(AVAILABLE RECORDS)

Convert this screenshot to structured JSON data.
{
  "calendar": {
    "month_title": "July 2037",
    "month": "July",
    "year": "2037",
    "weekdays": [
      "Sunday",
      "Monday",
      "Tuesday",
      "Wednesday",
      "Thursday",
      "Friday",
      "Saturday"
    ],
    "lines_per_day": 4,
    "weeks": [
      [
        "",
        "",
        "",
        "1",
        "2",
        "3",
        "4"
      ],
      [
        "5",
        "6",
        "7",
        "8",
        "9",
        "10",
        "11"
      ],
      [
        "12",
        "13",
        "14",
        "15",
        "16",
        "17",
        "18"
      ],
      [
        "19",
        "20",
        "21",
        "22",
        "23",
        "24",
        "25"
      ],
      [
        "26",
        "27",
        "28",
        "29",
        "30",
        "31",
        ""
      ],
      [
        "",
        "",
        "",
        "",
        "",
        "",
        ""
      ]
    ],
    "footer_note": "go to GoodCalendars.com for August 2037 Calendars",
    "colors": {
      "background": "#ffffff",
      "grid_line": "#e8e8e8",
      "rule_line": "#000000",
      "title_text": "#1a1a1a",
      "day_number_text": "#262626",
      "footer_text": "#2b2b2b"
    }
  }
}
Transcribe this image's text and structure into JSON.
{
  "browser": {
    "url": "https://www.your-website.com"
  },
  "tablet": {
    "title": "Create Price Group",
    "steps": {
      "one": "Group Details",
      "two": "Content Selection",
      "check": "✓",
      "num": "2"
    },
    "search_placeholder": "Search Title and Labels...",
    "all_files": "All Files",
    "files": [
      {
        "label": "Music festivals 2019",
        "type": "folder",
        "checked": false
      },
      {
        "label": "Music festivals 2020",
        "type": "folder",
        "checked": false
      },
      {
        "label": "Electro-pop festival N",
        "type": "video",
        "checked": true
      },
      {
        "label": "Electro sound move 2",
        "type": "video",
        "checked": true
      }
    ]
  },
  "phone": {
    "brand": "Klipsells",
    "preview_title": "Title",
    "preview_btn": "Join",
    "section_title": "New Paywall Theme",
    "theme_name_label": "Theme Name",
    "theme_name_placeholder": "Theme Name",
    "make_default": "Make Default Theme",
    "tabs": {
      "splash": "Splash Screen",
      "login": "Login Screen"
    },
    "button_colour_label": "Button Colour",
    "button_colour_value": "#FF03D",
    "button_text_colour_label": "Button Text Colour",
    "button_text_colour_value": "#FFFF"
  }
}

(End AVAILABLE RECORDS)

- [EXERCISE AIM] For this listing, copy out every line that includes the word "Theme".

- [EXERCISE ANSWER]
    "section_title": "New Paywall Theme",
    "theme_name_label": "Theme Name",
    "theme_name_placeholder": "Theme Name",
    "make_default": "Make Default Theme",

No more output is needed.